(Stored dataset items)

....

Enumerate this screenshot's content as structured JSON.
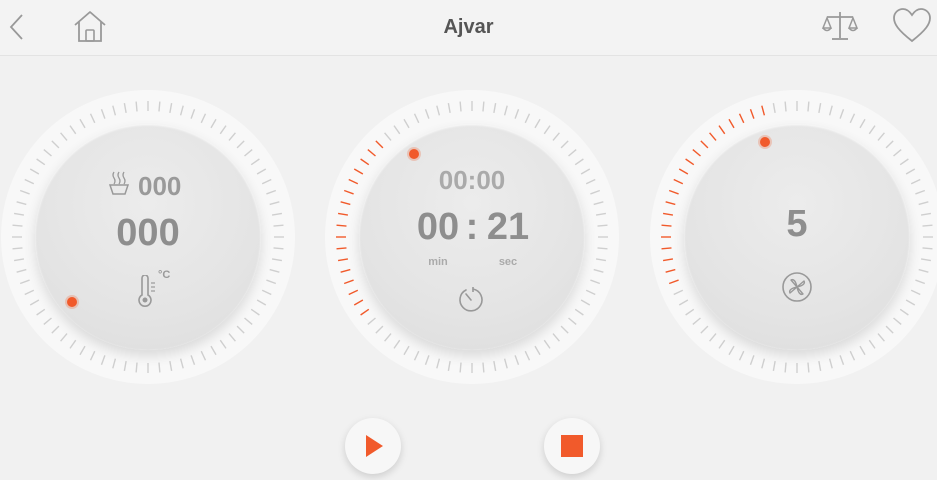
{
  "header": {
    "title": "Ajvar",
    "icons": [
      "back-chevron-icon",
      "home-icon",
      "scale-icon",
      "heart-icon"
    ]
  },
  "temperature": {
    "steam_value": "000",
    "value": "000",
    "unit": "°C",
    "icons": [
      "steam-icon",
      "thermometer-icon"
    ]
  },
  "timer": {
    "remaining": "00:00",
    "minutes": "00",
    "separator": ":",
    "seconds": "21",
    "min_label": "min",
    "sec_label": "sec",
    "icons": [
      "timer-icon"
    ]
  },
  "speed": {
    "value": "5",
    "icons": [
      "fan-icon"
    ]
  },
  "controls": {
    "play_icon": "play-icon",
    "stop_icon": "stop-icon"
  },
  "colors": {
    "accent": "#f15a2b",
    "tick": "#cfcfcf",
    "text": "#9a9a9a",
    "title": "#555555"
  }
}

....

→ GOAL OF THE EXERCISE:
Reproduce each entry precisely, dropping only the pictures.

→ TASK RESULT:
Enumerate this screenshot's content as structured JSON.
{
  "header": {
    "title": "Ajvar",
    "icons": [
      "back-chevron-icon",
      "home-icon",
      "scale-icon",
      "heart-icon"
    ]
  },
  "temperature": {
    "steam_value": "000",
    "value": "000",
    "unit": "°C",
    "icons": [
      "steam-icon",
      "thermometer-icon"
    ]
  },
  "timer": {
    "remaining": "00:00",
    "minutes": "00",
    "separator": ":",
    "seconds": "21",
    "min_label": "min",
    "sec_label": "sec",
    "icons": [
      "timer-icon"
    ]
  },
  "speed": {
    "value": "5",
    "icons": [
      "fan-icon"
    ]
  },
  "controls": {
    "play_icon": "play-icon",
    "stop_icon": "stop-icon"
  },
  "colors": {
    "accent": "#f15a2b",
    "tick": "#cfcfcf",
    "text": "#9a9a9a",
    "title": "#555555"
  }
}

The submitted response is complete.